squash their androgen levels way down, seemingly well below where the policy on "female hyperandrogenism" would likely allow intersex women raised as girls
to still play.
And whereas the female hyperandrogenism policy hints that a women with one of the "problem" intersex conditions might be chucked out if her medical records
indicate she's benefitted from a lifetime of male-typical functional androgens, the Stockholm Consensus allows transgender women with those same lifetime
androgen histories to play, so long as they have endocrinologically obeyed the IOC's rules for their womanhood for the previous couple of years.
In spite of these problems with the new IOC policy, and even though I fully support the right of any individual to self-identify socially as any gender she
or he wishes, I find myself sympathetic to the Anatomists' philosophy in this case.
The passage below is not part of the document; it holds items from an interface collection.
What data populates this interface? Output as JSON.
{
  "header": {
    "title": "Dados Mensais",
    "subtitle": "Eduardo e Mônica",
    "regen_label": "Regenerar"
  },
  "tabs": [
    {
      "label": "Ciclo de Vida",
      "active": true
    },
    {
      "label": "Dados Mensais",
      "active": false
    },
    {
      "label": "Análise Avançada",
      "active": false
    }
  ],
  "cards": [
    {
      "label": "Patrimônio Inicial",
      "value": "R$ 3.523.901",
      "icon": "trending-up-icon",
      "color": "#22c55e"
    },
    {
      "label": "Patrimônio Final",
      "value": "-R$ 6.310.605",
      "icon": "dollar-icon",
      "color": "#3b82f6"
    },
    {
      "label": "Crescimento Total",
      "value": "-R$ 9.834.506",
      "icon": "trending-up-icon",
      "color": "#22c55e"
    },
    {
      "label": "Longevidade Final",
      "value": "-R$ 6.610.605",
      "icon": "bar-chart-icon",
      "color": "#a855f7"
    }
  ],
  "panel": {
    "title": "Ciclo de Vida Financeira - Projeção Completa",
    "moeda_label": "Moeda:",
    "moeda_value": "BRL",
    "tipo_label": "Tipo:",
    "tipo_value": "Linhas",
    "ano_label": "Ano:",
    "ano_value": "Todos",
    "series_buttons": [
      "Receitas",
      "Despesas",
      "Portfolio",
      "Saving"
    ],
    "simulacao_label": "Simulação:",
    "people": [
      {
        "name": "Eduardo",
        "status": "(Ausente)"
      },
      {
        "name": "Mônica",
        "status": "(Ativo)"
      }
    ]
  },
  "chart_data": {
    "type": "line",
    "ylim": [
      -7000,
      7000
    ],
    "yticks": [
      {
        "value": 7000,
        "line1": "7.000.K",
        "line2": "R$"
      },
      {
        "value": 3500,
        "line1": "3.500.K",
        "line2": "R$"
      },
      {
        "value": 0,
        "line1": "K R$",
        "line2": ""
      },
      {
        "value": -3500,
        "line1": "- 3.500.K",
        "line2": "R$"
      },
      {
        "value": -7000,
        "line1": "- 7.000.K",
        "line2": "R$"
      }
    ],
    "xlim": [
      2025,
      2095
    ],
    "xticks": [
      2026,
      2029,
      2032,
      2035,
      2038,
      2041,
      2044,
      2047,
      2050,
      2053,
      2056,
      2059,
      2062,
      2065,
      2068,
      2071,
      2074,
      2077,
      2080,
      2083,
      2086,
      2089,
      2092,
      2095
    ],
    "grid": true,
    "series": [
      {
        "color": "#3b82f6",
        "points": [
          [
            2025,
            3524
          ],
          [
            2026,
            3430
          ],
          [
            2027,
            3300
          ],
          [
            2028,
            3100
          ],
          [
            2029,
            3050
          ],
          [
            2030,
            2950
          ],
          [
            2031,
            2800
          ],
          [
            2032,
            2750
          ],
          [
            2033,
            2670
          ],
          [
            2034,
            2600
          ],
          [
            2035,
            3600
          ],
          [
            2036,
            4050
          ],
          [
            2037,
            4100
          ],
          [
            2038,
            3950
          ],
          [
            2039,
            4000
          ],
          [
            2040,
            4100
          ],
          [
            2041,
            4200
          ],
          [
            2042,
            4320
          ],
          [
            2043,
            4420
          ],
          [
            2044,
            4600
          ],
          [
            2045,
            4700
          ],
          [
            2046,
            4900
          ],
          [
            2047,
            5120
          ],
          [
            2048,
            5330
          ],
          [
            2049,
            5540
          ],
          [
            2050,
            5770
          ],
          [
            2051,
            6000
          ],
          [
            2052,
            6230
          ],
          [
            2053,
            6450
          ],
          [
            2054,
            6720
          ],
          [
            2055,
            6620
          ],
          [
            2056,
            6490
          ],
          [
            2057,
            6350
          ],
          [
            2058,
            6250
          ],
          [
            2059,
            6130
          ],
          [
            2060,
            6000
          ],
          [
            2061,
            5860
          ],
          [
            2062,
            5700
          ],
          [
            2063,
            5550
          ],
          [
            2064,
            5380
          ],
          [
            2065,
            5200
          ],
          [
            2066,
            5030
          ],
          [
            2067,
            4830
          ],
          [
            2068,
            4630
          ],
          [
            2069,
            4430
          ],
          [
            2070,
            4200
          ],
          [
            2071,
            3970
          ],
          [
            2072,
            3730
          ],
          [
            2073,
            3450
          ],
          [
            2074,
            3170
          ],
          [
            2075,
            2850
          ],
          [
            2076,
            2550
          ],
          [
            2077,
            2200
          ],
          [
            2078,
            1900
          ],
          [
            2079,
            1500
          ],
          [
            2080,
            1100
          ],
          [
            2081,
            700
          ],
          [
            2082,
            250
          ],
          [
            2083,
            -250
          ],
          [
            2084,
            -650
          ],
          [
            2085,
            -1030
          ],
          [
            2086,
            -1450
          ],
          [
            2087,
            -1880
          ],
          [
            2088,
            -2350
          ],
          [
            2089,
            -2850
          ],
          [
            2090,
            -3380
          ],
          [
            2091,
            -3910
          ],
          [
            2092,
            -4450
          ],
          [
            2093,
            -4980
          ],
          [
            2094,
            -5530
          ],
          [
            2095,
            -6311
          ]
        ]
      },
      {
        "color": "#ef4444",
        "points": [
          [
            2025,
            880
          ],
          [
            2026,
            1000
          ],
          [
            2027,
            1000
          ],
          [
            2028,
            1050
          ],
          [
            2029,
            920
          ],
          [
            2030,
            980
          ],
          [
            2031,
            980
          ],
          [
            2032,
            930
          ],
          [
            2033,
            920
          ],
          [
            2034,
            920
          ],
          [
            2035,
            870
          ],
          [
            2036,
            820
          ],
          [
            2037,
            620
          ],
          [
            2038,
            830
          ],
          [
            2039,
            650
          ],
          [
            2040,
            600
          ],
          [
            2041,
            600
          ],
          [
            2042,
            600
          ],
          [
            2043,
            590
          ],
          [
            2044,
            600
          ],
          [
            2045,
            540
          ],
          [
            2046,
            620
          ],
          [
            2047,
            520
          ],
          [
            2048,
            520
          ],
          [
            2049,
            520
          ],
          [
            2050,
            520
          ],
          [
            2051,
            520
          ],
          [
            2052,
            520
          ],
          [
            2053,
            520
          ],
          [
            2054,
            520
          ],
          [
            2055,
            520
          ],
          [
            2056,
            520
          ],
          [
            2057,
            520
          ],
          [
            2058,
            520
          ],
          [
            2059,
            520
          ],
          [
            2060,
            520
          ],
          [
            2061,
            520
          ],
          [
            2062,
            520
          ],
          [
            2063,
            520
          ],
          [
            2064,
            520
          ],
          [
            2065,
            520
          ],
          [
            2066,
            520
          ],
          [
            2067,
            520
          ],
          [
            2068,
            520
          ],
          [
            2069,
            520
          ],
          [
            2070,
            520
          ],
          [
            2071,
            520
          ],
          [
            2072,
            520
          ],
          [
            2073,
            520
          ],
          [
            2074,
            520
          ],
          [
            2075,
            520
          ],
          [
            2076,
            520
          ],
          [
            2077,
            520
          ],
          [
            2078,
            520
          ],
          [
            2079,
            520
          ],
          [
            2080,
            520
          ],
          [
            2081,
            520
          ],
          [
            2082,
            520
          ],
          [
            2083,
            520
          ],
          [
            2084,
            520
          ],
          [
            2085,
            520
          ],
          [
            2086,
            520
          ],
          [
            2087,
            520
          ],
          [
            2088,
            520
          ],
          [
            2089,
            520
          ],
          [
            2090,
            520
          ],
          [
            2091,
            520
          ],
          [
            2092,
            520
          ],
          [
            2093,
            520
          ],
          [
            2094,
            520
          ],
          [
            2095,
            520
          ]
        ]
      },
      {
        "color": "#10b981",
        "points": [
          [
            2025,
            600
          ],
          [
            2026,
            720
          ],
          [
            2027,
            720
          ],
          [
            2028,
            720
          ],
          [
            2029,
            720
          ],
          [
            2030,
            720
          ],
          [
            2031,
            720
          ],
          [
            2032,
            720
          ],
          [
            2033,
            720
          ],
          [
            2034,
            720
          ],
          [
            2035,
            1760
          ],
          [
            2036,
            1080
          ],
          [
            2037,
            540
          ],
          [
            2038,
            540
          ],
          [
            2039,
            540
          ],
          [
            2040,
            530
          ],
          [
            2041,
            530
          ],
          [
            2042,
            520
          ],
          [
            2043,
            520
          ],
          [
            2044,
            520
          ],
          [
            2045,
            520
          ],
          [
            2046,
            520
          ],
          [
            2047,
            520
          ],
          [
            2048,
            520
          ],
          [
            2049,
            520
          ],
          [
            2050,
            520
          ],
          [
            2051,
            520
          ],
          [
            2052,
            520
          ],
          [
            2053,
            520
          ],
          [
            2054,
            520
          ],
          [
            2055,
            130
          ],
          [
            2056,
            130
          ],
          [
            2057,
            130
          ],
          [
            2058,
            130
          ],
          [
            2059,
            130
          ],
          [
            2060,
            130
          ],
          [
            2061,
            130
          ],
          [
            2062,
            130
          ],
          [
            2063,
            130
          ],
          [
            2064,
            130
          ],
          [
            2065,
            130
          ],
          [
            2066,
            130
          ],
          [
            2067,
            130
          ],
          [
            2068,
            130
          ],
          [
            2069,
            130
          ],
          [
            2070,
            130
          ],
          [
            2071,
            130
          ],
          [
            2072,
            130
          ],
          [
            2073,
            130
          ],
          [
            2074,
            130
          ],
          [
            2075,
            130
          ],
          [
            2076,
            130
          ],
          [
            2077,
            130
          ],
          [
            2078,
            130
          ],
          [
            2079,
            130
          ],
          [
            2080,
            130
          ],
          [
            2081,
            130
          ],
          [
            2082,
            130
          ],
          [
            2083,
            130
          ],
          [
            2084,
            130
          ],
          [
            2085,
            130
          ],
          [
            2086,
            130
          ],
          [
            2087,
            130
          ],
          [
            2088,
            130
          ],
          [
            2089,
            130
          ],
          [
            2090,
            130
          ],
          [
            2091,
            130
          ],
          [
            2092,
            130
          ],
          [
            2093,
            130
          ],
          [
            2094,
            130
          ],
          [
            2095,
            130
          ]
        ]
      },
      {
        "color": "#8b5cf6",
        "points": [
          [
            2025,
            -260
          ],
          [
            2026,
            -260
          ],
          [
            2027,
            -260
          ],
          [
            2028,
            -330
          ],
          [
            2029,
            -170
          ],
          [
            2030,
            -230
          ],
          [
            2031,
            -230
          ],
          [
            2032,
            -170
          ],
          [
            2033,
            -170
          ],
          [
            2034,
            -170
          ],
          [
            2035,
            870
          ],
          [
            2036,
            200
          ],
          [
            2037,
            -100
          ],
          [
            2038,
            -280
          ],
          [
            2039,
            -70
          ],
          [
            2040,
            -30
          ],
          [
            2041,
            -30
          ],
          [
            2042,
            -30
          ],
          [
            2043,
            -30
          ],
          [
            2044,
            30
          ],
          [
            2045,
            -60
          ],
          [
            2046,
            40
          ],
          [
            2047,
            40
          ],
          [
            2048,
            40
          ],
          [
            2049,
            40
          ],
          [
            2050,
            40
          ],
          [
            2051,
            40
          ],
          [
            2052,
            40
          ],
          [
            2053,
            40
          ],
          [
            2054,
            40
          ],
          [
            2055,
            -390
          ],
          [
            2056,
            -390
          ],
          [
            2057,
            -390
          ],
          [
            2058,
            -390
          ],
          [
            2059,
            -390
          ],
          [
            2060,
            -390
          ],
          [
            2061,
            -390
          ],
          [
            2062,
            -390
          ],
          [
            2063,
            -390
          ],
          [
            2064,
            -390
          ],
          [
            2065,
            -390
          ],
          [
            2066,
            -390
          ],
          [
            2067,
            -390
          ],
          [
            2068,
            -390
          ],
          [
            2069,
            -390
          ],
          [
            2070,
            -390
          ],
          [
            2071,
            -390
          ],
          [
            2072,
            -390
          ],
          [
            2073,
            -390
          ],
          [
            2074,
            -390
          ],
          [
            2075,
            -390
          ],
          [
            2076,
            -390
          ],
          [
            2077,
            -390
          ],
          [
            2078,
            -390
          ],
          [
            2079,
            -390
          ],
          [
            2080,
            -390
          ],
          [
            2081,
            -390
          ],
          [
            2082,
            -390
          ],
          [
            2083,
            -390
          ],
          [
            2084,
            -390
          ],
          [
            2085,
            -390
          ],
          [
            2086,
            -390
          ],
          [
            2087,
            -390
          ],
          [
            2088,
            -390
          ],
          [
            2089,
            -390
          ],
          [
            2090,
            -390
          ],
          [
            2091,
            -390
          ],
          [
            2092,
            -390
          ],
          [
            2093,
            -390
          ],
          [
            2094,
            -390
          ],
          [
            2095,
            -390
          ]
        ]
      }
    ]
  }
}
Here's why:
Our history of liberal democracy demonstrates a grand trend with regard to the
relationship between anatomy and identity, and that is the trend away from using anatomy to draw distinctions in identities where social and
political rights are concerned. The Founding Fathers started this trend by challenging the idea that power must derive from bloodline. The women's rights
movement, the civil rights movement, the disability rights movement -- all have successfully dismantled the idea that anatomical difference should mean
some people are treated as more worthy of rights and resources than others. As Drs. King and Seuss taught us, in a just and rational world, having a star on your belly doesn't make you special.
Sport has been used as one way to push this liberalizing agenda -- with Title IX and major league racial integration standing as two good examples of the
push. The Identifiers are now trying to do the same thing in the debate on sex testing, and in doing so, are making what might be the most extreme version
of the anti-anatomy argument: we should not bother thinking about sex anatomy at all, and just let anyone who says she's a woman play as a woman.
But maybe here we've finally hit the limit of using sport for this kind of social agenda. I mean, sure, we could do it -- we could force sport to keep
being the Joan of Arc of liberal democracy, and so we could decide common biological sex differences don't matter to gender divisions in sports. But if we
do this, in the process we may be neutering sport itself.
Because at the end of the day, no matter how little we think anatomy should matter to one's social and political rights, surely we can't pretend biology
doesn't matter in sports. Surely there's a reason we don't let adults play in the t-ball leagues, and a reason most women athletes want their own leagues.